"It was such a good marriage because we fitted together like a puzzle piece," says Glucksman, who met Lew when she was a twice-divorced 45-year-old mother of three on "the blind date from hell".
That first date was a disaster, but Lew called her the next day and invited her to an exhibition at the Metropolitan Museum. That evening, Lew bought Loretta a $1.50 Monet poster - one that still hangs on her bedroom wall.
Reflecting on her long love affair with Ireland, Brennan Glucksman says the greatest transformation is the attitude of Irish people. "They don't have that fear or terror of failure that they used to. They take risks. It's the feeling within Irish people that things are possible, that you don't have to keep your head down".
Brennan Glucksman hates the term "Celtic Tiger" and said the moniker made it harder to convince US donors to part with their money during the boom years.
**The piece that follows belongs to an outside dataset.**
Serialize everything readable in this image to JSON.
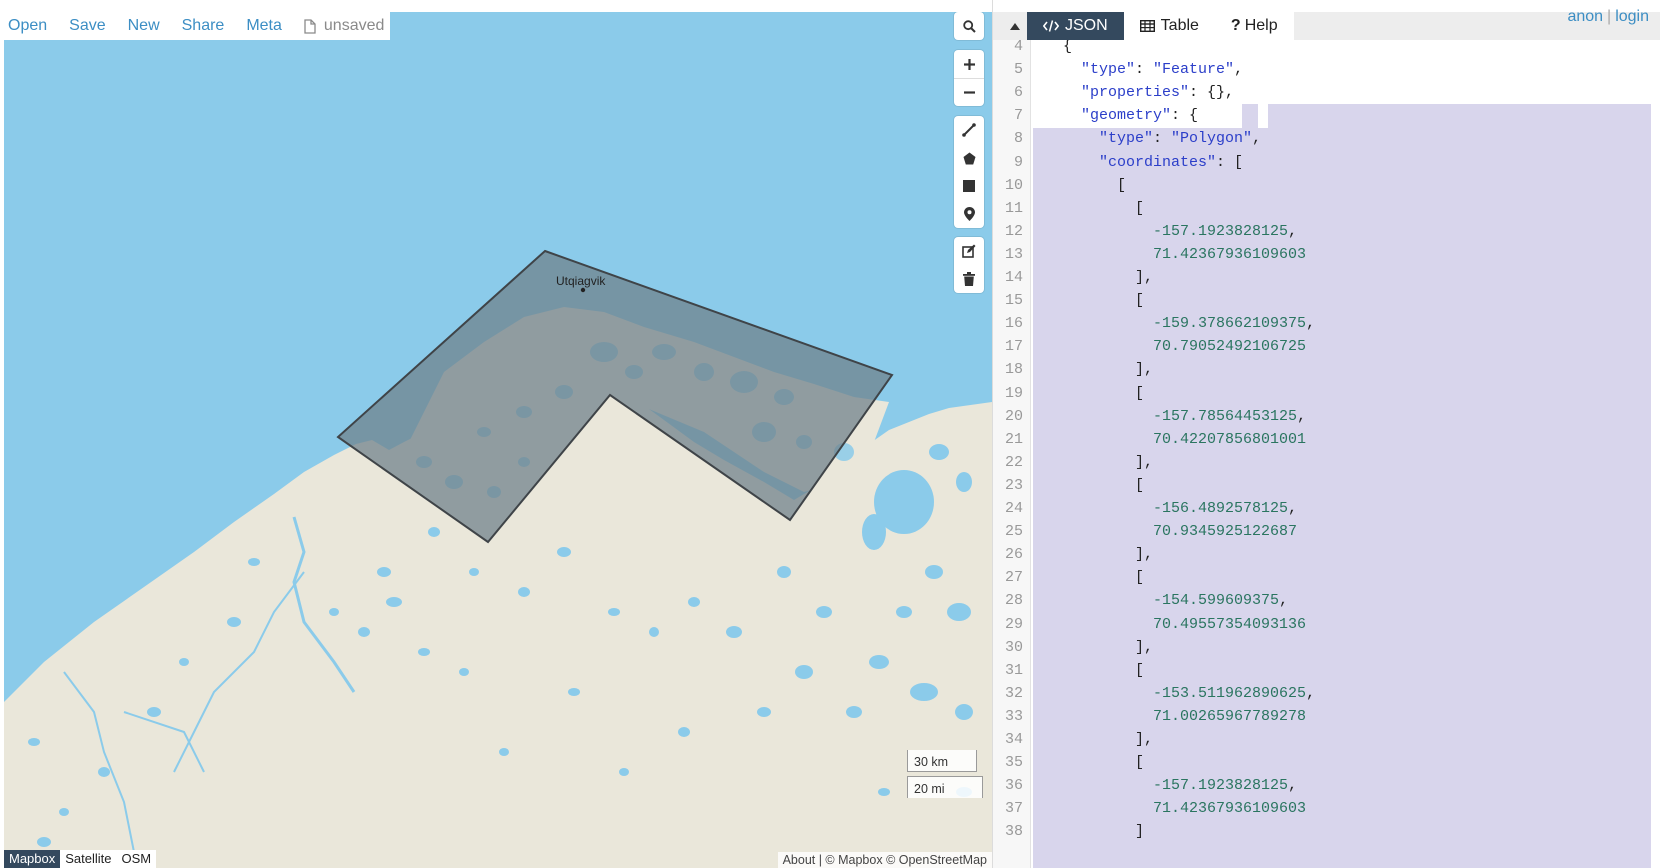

She is disappointed by the collapse of the Northern Ireland assembly and says the death of Sinn Fein's Martin McGuinness was a major loss, beyond politics. "In my opinion Martin was a hero," she says, adding that she believes McGuinness had something to do with the 'Road to Damascus kind of conversion' the late Ian Paisley embarked on before his death. "I won't insult anyone who had different views of him because of his past... but I worked with Martin and I came to admire him as much as I admire Bill Clinton or any of the other world leaders that I worked with."
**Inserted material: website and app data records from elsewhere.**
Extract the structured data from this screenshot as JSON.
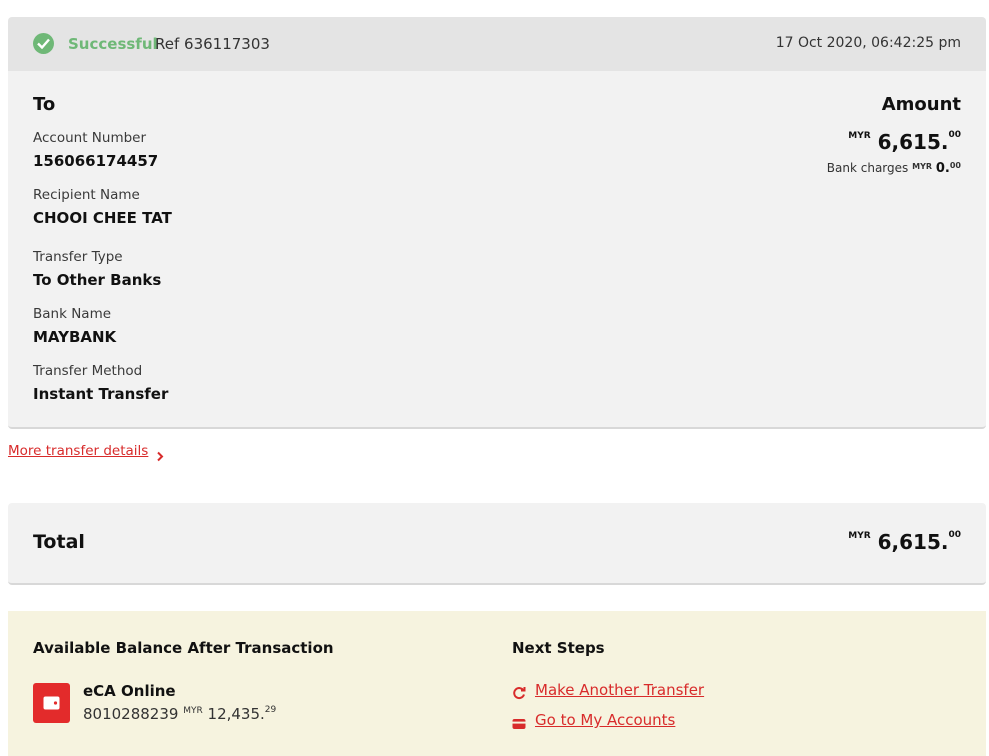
{
  "status": {
    "state": "Successful",
    "ref": "Ref 636117303",
    "timestamp": "17 Oct 2020, 06:42:25 pm",
    "accent_color": "#6fb877"
  },
  "details": {
    "to_title": "To",
    "amount_title": "Amount",
    "fields": [
      {
        "label": "Account Number",
        "value": "156066174457"
      },
      {
        "label": "Recipient Name",
        "value": "CHOOI CHEE TAT"
      },
      {
        "label": "Transfer Type",
        "value": "To Other Banks"
      },
      {
        "label": "Bank Name",
        "value": "MAYBANK"
      },
      {
        "label": "Transfer Method",
        "value": "Instant Transfer"
      }
    ],
    "amount": {
      "currency": "MYR",
      "whole": "6,615.",
      "cents": "00"
    },
    "bank_charges": {
      "label": "Bank charges",
      "currency": "MYR",
      "whole": "0.",
      "cents": "00"
    }
  },
  "more_link": "More transfer details",
  "total": {
    "label": "Total",
    "currency": "MYR",
    "whole": "6,615.",
    "cents": "00"
  },
  "balance": {
    "title": "Available Balance After Transaction",
    "account_name": "eCA Online",
    "account_number": "8010288239",
    "currency": "MYR",
    "whole": "12,435.",
    "cents": "29",
    "icon": "wallet-icon"
  },
  "next_steps": {
    "title": "Next Steps",
    "links": [
      {
        "label": "Make Another Transfer",
        "icon": "refresh-icon"
      },
      {
        "label": "Go to My Accounts",
        "icon": "card-icon"
      }
    ],
    "link_color": "#d82b2b"
  }
}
It is women, she believes, who will ensure the North never returns to violence and integrated education that will tear down the social and economic barriers in Northern Ireland.
A woman of deep faith, she broke ranks with the Catholic Church in the 1960s after a priest warned her she would go straight to hell if she took anything [ie contraceptives] to impede God's will. Brennan Glucksman, whose heart stopped during an emergency caesarean while giving birth to her daughter Kate, stopped going to Mass after the unholy row in the confession box. But she says the diminution of the Catholic Church here is "a social tragedy".
Brennan Glucksman, whose son Christopher is gay and married with a son, said the Marriage Equality Referendum was her proudest moment for Ireland. "I was so proud of the Irish people and of my demographic which pushed the vote over". Approaching 80 next year, Brennan Glucksman says she is blessed and still fascinated by the world - her daughter Kate chastises her like a teenager over her busy schedule.
She says it is the "breathtaking" love and support from her family, including Jack Cooney - her childhood sweetheart, first husband and father of her three adult children - as well as her love of Lew and Ireland that keeps her going each day.